“It was two good football teams,” said the dean of Ivy League coaches. “I give Dartmouth a lot of credit.. . . I thought they played well enough to win. We caught a couple breaks. I thought our kids hung in there really well. We have kids that somehow, some way, find a way to get things done. . . . We were very fortunate.
“I think Dartmouth is a legitimate football team that is going to cause everybody problems this year. I think they do a lot of really good things from a coaching perspective, how they utilize their personnel. It was a great game if you are a spectator. If you are a coach on either side, it had so many highs and lows and peaks and valleys, you don’t know how to react. Really, it was the last man standing.”
Dartmouth opened the scoring after Andrew “Troy” Donahue picked off Ragone’s second pass to give the Green possession at the Penn 26. Six plays later Pierre burst over from the 1.
Penn answered on the ensuing series with help from a 52-yard Ryan Mitchell pass from Ragone (17-of-28 for 213 yards with one TD and two interceptions). Ragone hit Ty Taylor from four yards out to make it 7-7 after one period.
Penn took a 14-7 lead when Williams dropped back to pass at the Quakers’ 16 and his arm was hit by defensive back Sam Chwarzynski. Park, who would block the potential gamewinning field goal, grabbed the bounding ball on one bounce and set off toward the Big Green end zone. Well ahead of the chasing Dartmouth players with an escort between him and the would-be tacklers, the 240-pound linebacker slowed to a crawl with about 20 yards to go but somehow made it the rest of the way.
The Big Green had a golden opportunity to tie the game before halftime after a defensive three-and-out, a short punt and Bo Patterson’s 10-yard return set the visitors up midfield with 2:38 remaining.
But after a 17-yard Williams run for a first down, the quarterback and Dean Bakes just missed on a pass in the end zone. On fourth-and-two at the Penn 25 the Big Green eschwered the field goal, rolled the dice and saw Penn’s Evan Jackson knock away a pass intended for Victor Williams as the half ended with Penn leading, 14-7.
The Big Green made it 14-all after Runger’s interception gave Dartmouth the ball at the Penn 44 early in the third period. Pierre did the bulk of the work with consecutive carries of 8, 14, 6 and 3 yards on the drive before Williams hit a tumbling Bakes from the 11.
Penn answered right back with a 78-yard march capped by a three-yard run by reserve tailback Mike Elespuru to make it 21-14 after three quarters.

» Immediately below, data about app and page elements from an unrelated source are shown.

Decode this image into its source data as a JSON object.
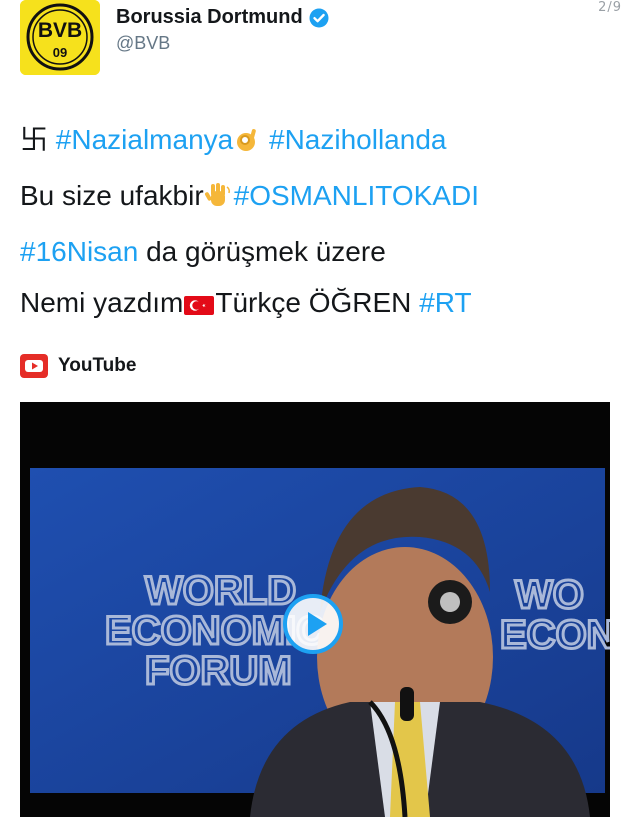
{
  "page": {
    "counter": "2/9"
  },
  "account": {
    "display_name": "Borussia Dortmund",
    "handle": "@BVB",
    "avatar_text_top": "BVB",
    "avatar_text_bottom": "09",
    "verified_icon": "verified-badge-icon"
  },
  "tweet": {
    "line1": {
      "symbol": "卐",
      "hashtag1": "#Nazialmanya",
      "emoji": "ok-hand-emoji",
      "hashtag2": "#Nazihollanda"
    },
    "line2": {
      "text": "Bu size ufakbir",
      "emoji": "waving-hand-emoji",
      "hashtag": "#OSMANLITOKADI"
    },
    "line3": {
      "hashtag": "#16Nisan",
      "text": " da görüşmek üzere"
    },
    "line4": {
      "text1": "Nemi yazdım",
      "emoji": "turkish-flag-emoji",
      "text2": "Türkçe ÖĞREN ",
      "hashtag": "#RT"
    }
  },
  "media": {
    "source_label": "YouTube",
    "source_icon": "youtube-icon",
    "play_icon": "play-icon",
    "video_logo_text": [
      "WORLD",
      "ECONOMIC",
      "FORUM"
    ]
  },
  "colors": {
    "brand_yellow": "#f6e11c",
    "link_blue": "#1da1f2",
    "handle_gray": "#657786",
    "youtube_red": "#e52d27"
  }
}
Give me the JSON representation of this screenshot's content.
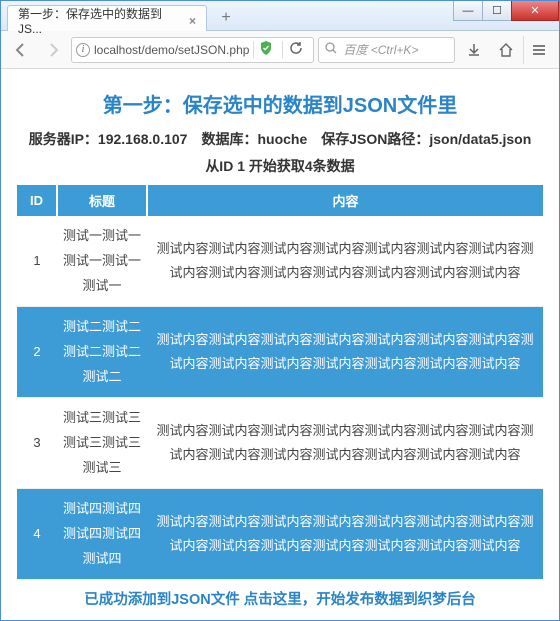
{
  "window": {
    "tab_title": "第一步：保存选中的数据到JS...",
    "url": "localhost/demo/setJSON.php",
    "search_placeholder": "百度 <Ctrl+K>"
  },
  "page": {
    "title": "第一步：保存选中的数据到JSON文件里",
    "info_line": "服务器IP：192.168.0.107　数据库：huoche　保存JSON路径：json/data5.json　　从ID 1 开始获取4条数据",
    "footer": "已成功添加到JSON文件 点击这里，开始发布数据到织梦后台"
  },
  "table": {
    "headers": {
      "id": "ID",
      "title": "标题",
      "content": "内容"
    },
    "rows": [
      {
        "id": "1",
        "title": "测试一测试一测试一测试一测试一",
        "content": "测试内容测试内容测试内容测试内容测试内容测试内容测试内容测试内容测试内容测试内容测试内容测试内容测试内容测试内容"
      },
      {
        "id": "2",
        "title": "测试二测试二测试二测试二测试二",
        "content": "测试内容测试内容测试内容测试内容测试内容测试内容测试内容测试内容测试内容测试内容测试内容测试内容测试内容测试内容"
      },
      {
        "id": "3",
        "title": "测试三测试三测试三测试三测试三",
        "content": "测试内容测试内容测试内容测试内容测试内容测试内容测试内容测试内容测试内容测试内容测试内容测试内容测试内容测试内容"
      },
      {
        "id": "4",
        "title": "测试四测试四测试四测试四测试四",
        "content": "测试内容测试内容测试内容测试内容测试内容测试内容测试内容测试内容测试内容测试内容测试内容测试内容测试内容测试内容"
      }
    ]
  }
}
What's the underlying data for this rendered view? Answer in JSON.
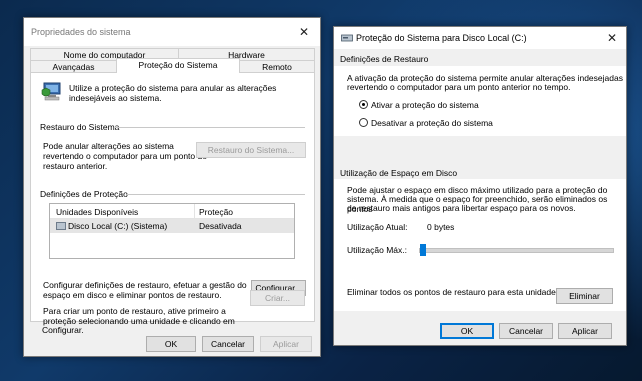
{
  "left_window": {
    "title": "Propriedades do sistema",
    "close_glyph": "✕",
    "tabs_row1": [
      "Nome do computador",
      "Hardware"
    ],
    "tabs_row2": [
      "Avançadas",
      "Proteção do Sistema",
      "Remoto"
    ],
    "intro_text_1": "Utilize a proteção do sistema para anular as alterações",
    "intro_text_2": "indesejáveis ao sistema.",
    "restore_section_title": "Restauro do Sistema",
    "restore_text_1": "Pode anular alterações ao sistema",
    "restore_text_2": "revertendo o computador para um ponto de",
    "restore_text_3": "restauro anterior.",
    "restore_button": "Restauro do Sistema...",
    "protection_section_title": "Definições de Proteção",
    "table_headers": [
      "Unidades Disponíveis",
      "Proteção"
    ],
    "table_rows": [
      {
        "drive": "Disco Local (C:) (Sistema)",
        "protection": "Desativada"
      }
    ],
    "configure_text_1": "Configurar definições de restauro, efetuar a gestão do",
    "configure_text_2": "espaço em disco e eliminar pontos de restauro.",
    "configure_button": "Configurar...",
    "create_text_1": "Para criar um ponto de restauro, ative primeiro a",
    "create_text_2": "proteção selecionando uma unidade e clicando em",
    "create_text_3": "Configurar.",
    "create_button": "Criar...",
    "ok_button": "OK",
    "cancel_button": "Cancelar",
    "apply_button": "Aplicar"
  },
  "right_window": {
    "title": "Proteção do Sistema para Disco Local (C:)",
    "close_glyph": "✕",
    "restore_settings_title": "Definições de Restauro",
    "restore_settings_text_1": "A ativação da proteção do sistema permite anular alterações indesejadas",
    "restore_settings_text_2": "revertendo o computador para um ponto anterior no tempo.",
    "radio_enable": "Ativar a proteção do sistema",
    "radio_disable": "Desativar a proteção do sistema",
    "radio_selected": "enable",
    "disk_usage_title": "Utilização de Espaço em Disco",
    "disk_text_1": "Pode ajustar o espaço em disco máximo utilizado para a proteção do",
    "disk_text_2": "sistema. À medida que o espaço for preenchido, serão eliminados os pontos",
    "disk_text_3": "de restauro mais antigos para libertar espaço para os novos.",
    "current_usage_label": "Utilização Atual:",
    "current_usage_value": "0 bytes",
    "max_usage_label": "Utilização Máx.:",
    "max_usage_fraction": 0.0,
    "delete_text": "Eliminar todos os pontos de restauro para esta unidade.",
    "delete_button": "Eliminar",
    "ok_button": "OK",
    "cancel_button": "Cancelar",
    "apply_button": "Aplicar"
  }
}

Dartmouth evened the score at after Pierre exploded up the middle on a 58-yard burst before being hauled down at the two. On the next snap Williams kept on a run to the right to tie the game with 10:18 to play.
The Big Green seemed poised to break the tie when Williams drove Dartmouth from its own 20 to the Penn 22 on its next possession only to see the Big Green quarterback throw the first interception of his career.
Undaunted, he marched Dartmouth right back down the field the next time he touched the ball only to see the winning field goal blocked.